Interviewed and edited by: Jojo Poon
Devotees in the development industry often started out with a calling derived from a unique personal experience. For Rebecca, our Senior Programme Officer, that special experience took place during her university years. She was pursuing a degree in International Politics, and one of the subjects was International Relations. It was her first time acknowledging the wide disparity between the world’s rich and poor, “I didn’t think God intended the world to work this way: while some people were starving to death, others enjoyed excessive abundance. This was clearly wrong. I wanted to do something to make the world a better place,” Rebecca says. Since then, to make a difference for God (MAD for God) has become her motivation in serving the poor.
The journey to serve in Shaanxi followed by public education work in Hong Kong, to the eventual devotion to supporting overseas development projects, had taught Rebecca the discrepancies between ideals and reality, and the importance of local perspective within the development work, “We often came across results that are different from our expectations. I was visiting a village in Tanzania where we had implemented a development programme for over a decade. It looked the same on the outside comparing to neighbouring villages, except there were several grocery stores within the village.” To Rebecca’s surprise, the humble grocery stores made of clay were actually important achievements by the villagers, after forming self-help groups, setting up small loans, and learning to run businesses. “Normally, we don’t credit something other than the erection of concrete buildings as development, but to the villagers, an upgrade to metal sheet houses from straw ones was a huge step forward… We need to look at development from the perspective of the locals and recognise their struggles and needs.”
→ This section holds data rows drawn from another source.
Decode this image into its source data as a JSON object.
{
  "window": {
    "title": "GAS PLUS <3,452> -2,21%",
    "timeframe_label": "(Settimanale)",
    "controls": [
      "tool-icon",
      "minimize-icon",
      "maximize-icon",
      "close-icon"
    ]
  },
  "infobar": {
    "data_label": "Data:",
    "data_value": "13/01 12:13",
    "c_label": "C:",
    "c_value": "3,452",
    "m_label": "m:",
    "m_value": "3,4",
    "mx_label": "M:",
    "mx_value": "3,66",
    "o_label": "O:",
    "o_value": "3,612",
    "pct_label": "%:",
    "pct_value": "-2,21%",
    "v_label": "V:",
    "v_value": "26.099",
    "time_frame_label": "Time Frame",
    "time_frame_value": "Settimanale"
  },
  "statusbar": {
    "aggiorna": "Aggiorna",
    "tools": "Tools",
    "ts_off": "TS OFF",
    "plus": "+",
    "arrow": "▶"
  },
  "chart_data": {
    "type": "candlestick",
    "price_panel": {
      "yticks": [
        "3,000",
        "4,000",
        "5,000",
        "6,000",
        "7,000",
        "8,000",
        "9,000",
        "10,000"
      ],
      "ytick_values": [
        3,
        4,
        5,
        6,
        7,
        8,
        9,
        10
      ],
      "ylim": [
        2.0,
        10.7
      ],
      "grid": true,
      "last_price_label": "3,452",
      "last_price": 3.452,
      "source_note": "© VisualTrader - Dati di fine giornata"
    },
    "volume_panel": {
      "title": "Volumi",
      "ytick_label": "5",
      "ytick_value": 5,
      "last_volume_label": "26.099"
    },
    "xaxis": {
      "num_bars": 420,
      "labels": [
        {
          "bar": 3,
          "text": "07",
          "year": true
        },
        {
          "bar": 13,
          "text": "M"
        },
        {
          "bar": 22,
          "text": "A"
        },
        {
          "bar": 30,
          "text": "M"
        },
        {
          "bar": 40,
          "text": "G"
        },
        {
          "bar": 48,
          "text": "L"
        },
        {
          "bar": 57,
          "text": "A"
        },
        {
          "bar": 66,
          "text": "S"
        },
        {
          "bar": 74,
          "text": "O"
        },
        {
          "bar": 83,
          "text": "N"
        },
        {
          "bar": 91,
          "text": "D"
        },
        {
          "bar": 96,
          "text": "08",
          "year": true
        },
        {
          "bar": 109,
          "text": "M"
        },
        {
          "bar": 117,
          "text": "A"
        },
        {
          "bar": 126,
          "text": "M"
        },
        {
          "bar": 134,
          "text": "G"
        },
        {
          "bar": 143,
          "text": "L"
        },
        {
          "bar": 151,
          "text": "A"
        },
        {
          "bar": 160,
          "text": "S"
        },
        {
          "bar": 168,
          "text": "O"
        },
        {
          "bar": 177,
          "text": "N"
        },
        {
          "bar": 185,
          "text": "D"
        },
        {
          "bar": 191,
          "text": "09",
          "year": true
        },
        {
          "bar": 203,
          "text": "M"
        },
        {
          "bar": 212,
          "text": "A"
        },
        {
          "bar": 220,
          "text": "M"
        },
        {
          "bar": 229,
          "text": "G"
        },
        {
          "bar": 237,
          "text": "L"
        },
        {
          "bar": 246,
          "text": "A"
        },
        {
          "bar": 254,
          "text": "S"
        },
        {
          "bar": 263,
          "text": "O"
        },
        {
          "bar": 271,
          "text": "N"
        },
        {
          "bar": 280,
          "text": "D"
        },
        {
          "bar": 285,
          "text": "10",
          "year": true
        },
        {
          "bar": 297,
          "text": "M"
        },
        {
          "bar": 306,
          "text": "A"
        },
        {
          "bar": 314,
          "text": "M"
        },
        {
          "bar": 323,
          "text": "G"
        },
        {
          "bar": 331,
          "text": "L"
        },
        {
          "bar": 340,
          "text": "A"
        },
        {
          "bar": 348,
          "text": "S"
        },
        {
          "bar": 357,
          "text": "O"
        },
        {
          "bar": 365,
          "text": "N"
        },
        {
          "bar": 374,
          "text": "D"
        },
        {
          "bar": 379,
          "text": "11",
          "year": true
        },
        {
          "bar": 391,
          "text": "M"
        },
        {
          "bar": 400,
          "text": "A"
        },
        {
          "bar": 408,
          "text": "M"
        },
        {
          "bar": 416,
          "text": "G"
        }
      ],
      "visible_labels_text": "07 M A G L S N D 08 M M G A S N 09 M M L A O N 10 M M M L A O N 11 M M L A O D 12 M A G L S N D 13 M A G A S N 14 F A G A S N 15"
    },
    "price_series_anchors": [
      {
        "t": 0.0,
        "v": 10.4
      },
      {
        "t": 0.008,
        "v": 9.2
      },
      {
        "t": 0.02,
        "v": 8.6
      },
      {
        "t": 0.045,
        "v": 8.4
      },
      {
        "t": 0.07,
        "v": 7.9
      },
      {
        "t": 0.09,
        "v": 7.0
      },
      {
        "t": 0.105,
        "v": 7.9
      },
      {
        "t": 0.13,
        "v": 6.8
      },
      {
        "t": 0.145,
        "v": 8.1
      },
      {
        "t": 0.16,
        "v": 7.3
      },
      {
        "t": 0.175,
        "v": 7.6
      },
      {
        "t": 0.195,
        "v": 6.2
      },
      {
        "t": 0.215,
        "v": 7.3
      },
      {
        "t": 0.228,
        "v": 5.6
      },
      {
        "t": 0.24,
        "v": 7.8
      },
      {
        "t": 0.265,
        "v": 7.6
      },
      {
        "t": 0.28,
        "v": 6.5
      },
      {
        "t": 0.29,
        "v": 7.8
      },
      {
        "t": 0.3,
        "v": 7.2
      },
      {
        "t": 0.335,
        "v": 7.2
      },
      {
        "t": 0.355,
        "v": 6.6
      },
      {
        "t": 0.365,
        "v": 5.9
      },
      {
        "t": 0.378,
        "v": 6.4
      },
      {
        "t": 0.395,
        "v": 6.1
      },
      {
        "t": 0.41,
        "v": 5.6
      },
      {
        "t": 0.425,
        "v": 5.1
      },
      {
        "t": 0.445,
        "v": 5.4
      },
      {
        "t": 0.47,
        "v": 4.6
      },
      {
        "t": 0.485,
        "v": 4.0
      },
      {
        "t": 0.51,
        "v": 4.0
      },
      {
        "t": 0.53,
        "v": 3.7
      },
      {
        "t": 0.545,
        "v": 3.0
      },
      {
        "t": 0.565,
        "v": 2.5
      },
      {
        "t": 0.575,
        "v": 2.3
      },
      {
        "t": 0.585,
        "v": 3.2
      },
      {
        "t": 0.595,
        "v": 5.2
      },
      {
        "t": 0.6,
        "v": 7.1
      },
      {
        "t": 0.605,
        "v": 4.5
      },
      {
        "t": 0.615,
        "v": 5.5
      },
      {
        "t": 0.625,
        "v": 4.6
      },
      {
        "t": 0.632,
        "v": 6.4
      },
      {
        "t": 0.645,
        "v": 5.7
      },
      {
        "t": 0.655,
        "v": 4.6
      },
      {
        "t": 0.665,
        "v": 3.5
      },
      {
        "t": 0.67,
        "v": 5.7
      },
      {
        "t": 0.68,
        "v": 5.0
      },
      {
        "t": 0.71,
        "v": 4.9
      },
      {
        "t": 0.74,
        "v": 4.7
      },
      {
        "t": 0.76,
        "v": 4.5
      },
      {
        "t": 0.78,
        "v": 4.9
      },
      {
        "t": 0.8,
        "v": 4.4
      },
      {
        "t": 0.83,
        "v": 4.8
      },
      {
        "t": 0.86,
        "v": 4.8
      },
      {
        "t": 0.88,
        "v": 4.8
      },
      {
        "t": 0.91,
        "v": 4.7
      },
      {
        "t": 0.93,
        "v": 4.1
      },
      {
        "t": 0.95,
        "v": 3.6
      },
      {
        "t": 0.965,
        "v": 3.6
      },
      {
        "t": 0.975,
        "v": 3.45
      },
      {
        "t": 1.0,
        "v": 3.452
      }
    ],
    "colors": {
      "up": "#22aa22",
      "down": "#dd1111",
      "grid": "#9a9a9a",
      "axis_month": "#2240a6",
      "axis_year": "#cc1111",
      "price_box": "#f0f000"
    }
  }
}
It seems like we are the one who brings changes to the poor on the surface, but those who have been among the poor and experienced poverty and local development would gladly share with you their broadened horizons. “I had a renewed perspective towards my neighbours, the poor around us, and the people and events surrounding urban renewal projects in Hong Kong,” says Rebecca, “My experience in development work led me to appreciate the uniqueness of Hong Kong and how blessed we are. We have a government that is doing a great deal of planning… When I went abroad to project sites, I realised there are only a few fortunate people.” She remembered her first trip to Africa was a trip to Kenya, “It was so deserted that people could only find muddy water after digging a 2-storey deep well. It made clichés like ‘Don’t waste your food’ and ‘Cherish what you have’ that much more palpable.”
Rebecca says that the responsibility to help the poor is not exclusive to only the development workers. Each of us could practically care for the poor in our everyday lives, “Hong Kong’s economy is largely driven by consumers and we as consumers can make use of our influence, for example, we could boycott companies that were engaged in sweatshop labour or child labour, or companies that adopt harmful farming practices to the environment. Consumers possess great power to impact how companies run their businesses.” Though there is a price to pay, “If we want the labourers to be paid fairly, we may need to pay more for the final product. We could also choose to simplify our lifestyle and consume less. These are all tangible choices we could make,” says Rebecca.
MAD for God. The question is not how big of a difference could we make for God, but if we are willing to make a difference in our everyday life for God.